Citing PatentFiling datePublication dateApplicantTitle
US20030174490 *May 4, 2001Sep 18, 2003Heather AllinsonEdge lit illumination devices
Classifications
U.S. Classification110/266, 110/310
International ClassificationC10J3/74, F23G5/32, F23M5/08, F23G5/16
Cooperative ClassificationF23G2209/26, F23M5/08, F23G5/32, C10J3/723, C10J2300/1223, C10J3/002, C10J3/74, F23G5/16
European ClassificationF23G5/16, F23G5/32, F23M5/08, C10J3/74
Legal Events
DateCodeEventDescription
Mar 9, 2004ASAssignment
Oct 15, 2004ASAssignment
Feb 1, 2006ASAssignment
Owner name: SALINAS ENERGY LIMITED,AUSTRALIA
Free format text: CHANGE OF NAME;ASSIGNOR:RENEWABLE ENERGY CORPORATION LIMITED;REEL/FRAME:017097/0968
Effective date: 20051128
Aug 13, 2008FPAYFee payment

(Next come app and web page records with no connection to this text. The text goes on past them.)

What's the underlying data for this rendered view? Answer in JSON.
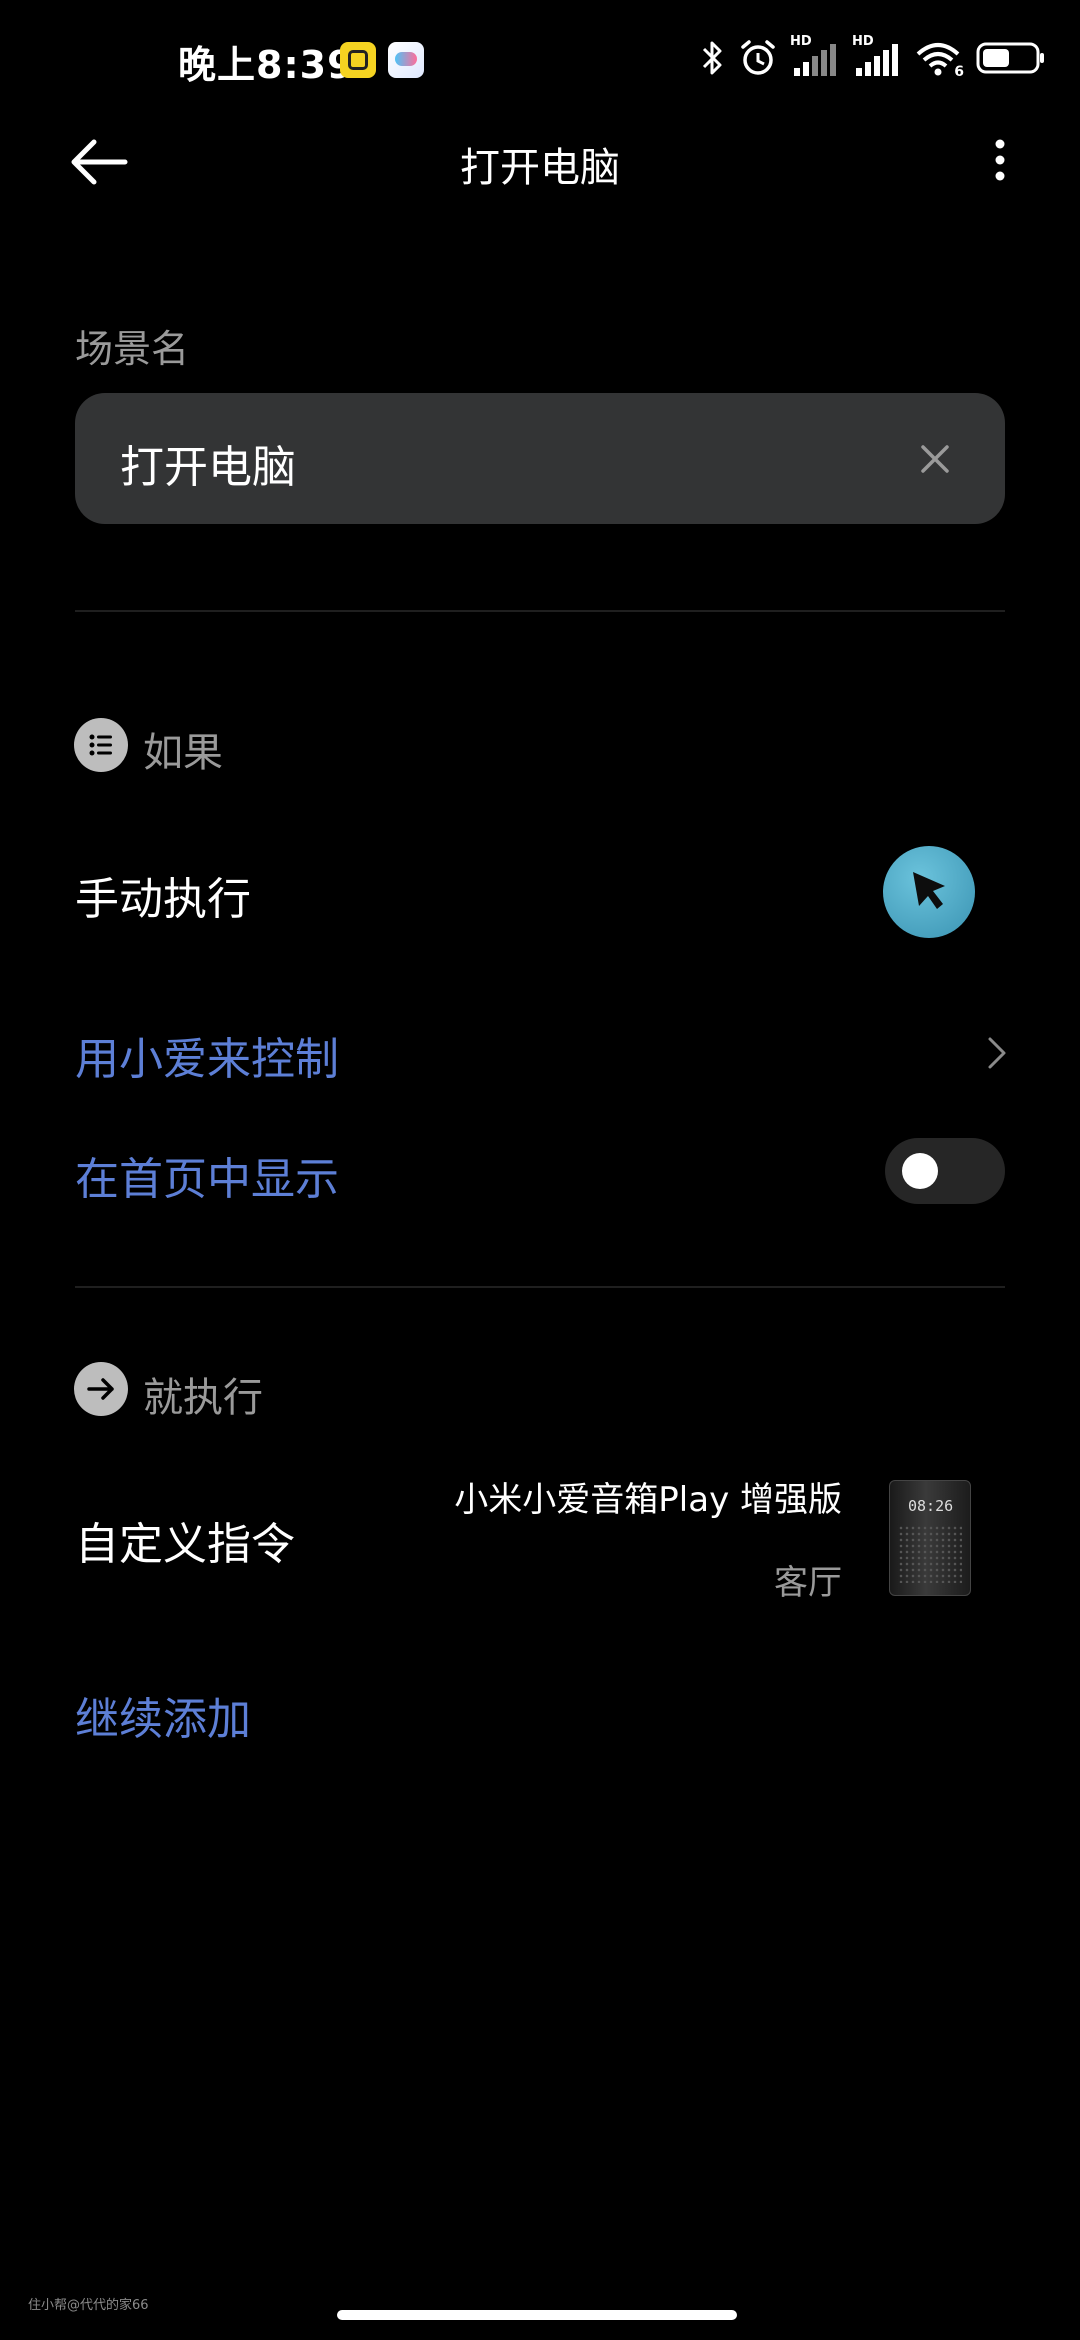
{
  "status_bar": {
    "time": "晚上8:39",
    "icons": [
      "app-badge-yellow",
      "app-badge-game",
      "bluetooth-icon",
      "alarm-icon",
      "signal-hd-icon",
      "signal-hd-icon",
      "wifi-icon",
      "battery-icon"
    ],
    "hd_label": "HD",
    "wifi_label": "6"
  },
  "header": {
    "title": "打开电脑",
    "back_icon": "arrow-left-icon",
    "more_icon": "more-vertical-icon"
  },
  "scene_name": {
    "label": "场景名",
    "value": "打开电脑",
    "clear_icon": "close-icon"
  },
  "if_section": {
    "title": "如果",
    "icon": "list-icon",
    "trigger_label": "手动执行",
    "trigger_icon": "cursor-icon",
    "xiaoai_link": "用小爱来控制",
    "show_home_label": "在首页中显示",
    "show_home_enabled": false
  },
  "then_section": {
    "title": "就执行",
    "icon": "arrow-right-icon",
    "action_label": "自定义指令",
    "device_name": "小米小爱音箱Play 增强版",
    "device_room": "客厅",
    "device_display": "08:26",
    "add_more": "继续添加"
  },
  "watermark": "住小帮@代代的家66",
  "colors": {
    "background": "#000000",
    "field": "#333435",
    "link": "#5d7fd6",
    "accent_button": "#4aa6c4",
    "secondary_text": "#9a9a9a"
  }
}
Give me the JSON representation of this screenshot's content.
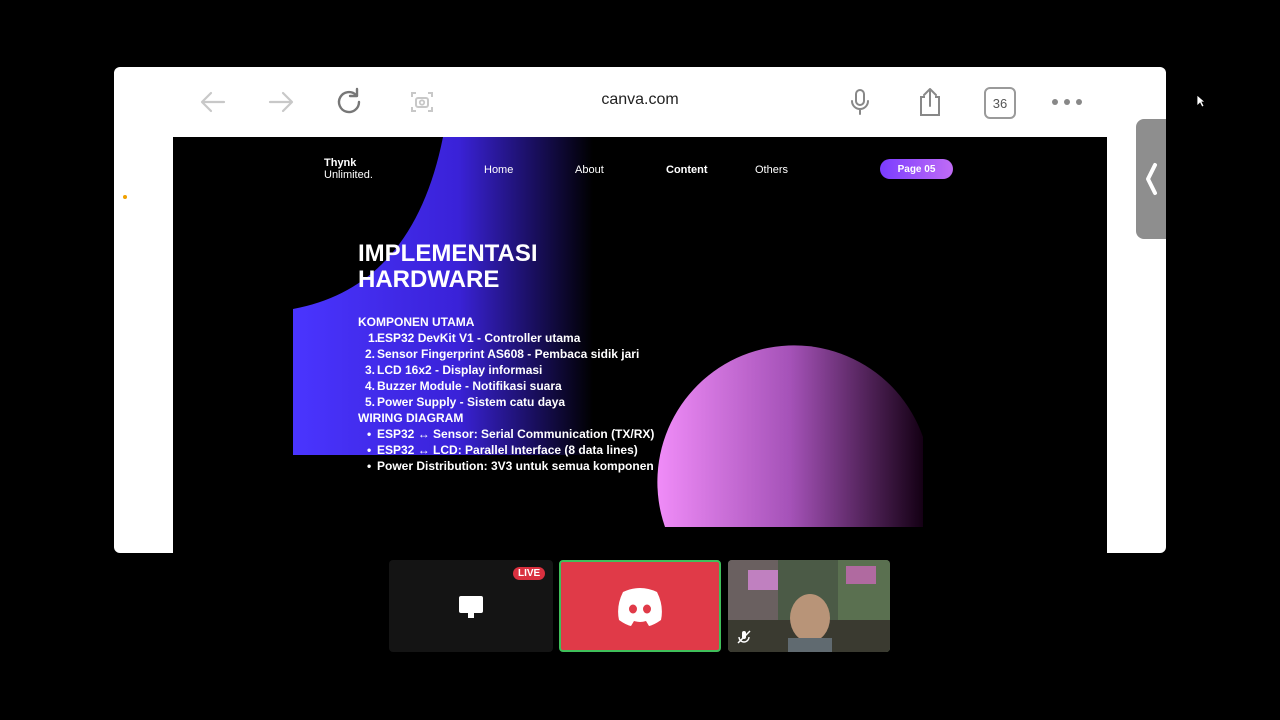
{
  "browser": {
    "url": "canva.com",
    "tab_count": "36",
    "icons": [
      "back-arrow-icon",
      "forward-arrow-icon",
      "reload-icon",
      "screenshot-icon",
      "microphone-icon",
      "share-icon",
      "tabs-icon",
      "more-icon"
    ]
  },
  "slide": {
    "brand_line1": "Thynk",
    "brand_line2": "Unlimited.",
    "nav": [
      "Home",
      "About",
      "Content",
      "Others"
    ],
    "active_nav": "Content",
    "page_label": "Page 05",
    "title": "IMPLEMENTASI\nHARDWARE",
    "section1": "KOMPONEN UTAMA",
    "components": [
      "ESP32 DevKit V1 - Controller utama",
      "Sensor Fingerprint AS608 - Pembaca sidik jari",
      "LCD 16x2 - Display informasi",
      "Buzzer Module - Notifikasi suara",
      "Power Supply - Sistem catu daya"
    ],
    "component_numbers": [
      "1.",
      "2.",
      "3.",
      "4.",
      "5."
    ],
    "section2": "WIRING DIAGRAM",
    "wiring": [
      "ESP32 ↔ Sensor: Serial Communication (TX/RX)",
      "ESP32 ↔ LCD: Parallel Interface (8 data lines)",
      "Power Distribution: 3V3 untuk semua komponen"
    ],
    "colors": {
      "accent_blue": "#4a35ff",
      "accent_pink": "#e88cf0",
      "pill": "#9a4cf8"
    }
  },
  "call": {
    "live_badge": "LIVE",
    "tiles": [
      "screen-share-tile",
      "discord-tile",
      "camera-tile"
    ],
    "discord_color": "#e03a48"
  }
}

Year of fee payment: 4
Aug 9, 2012FPAYFee payment
Year of fee payment: 8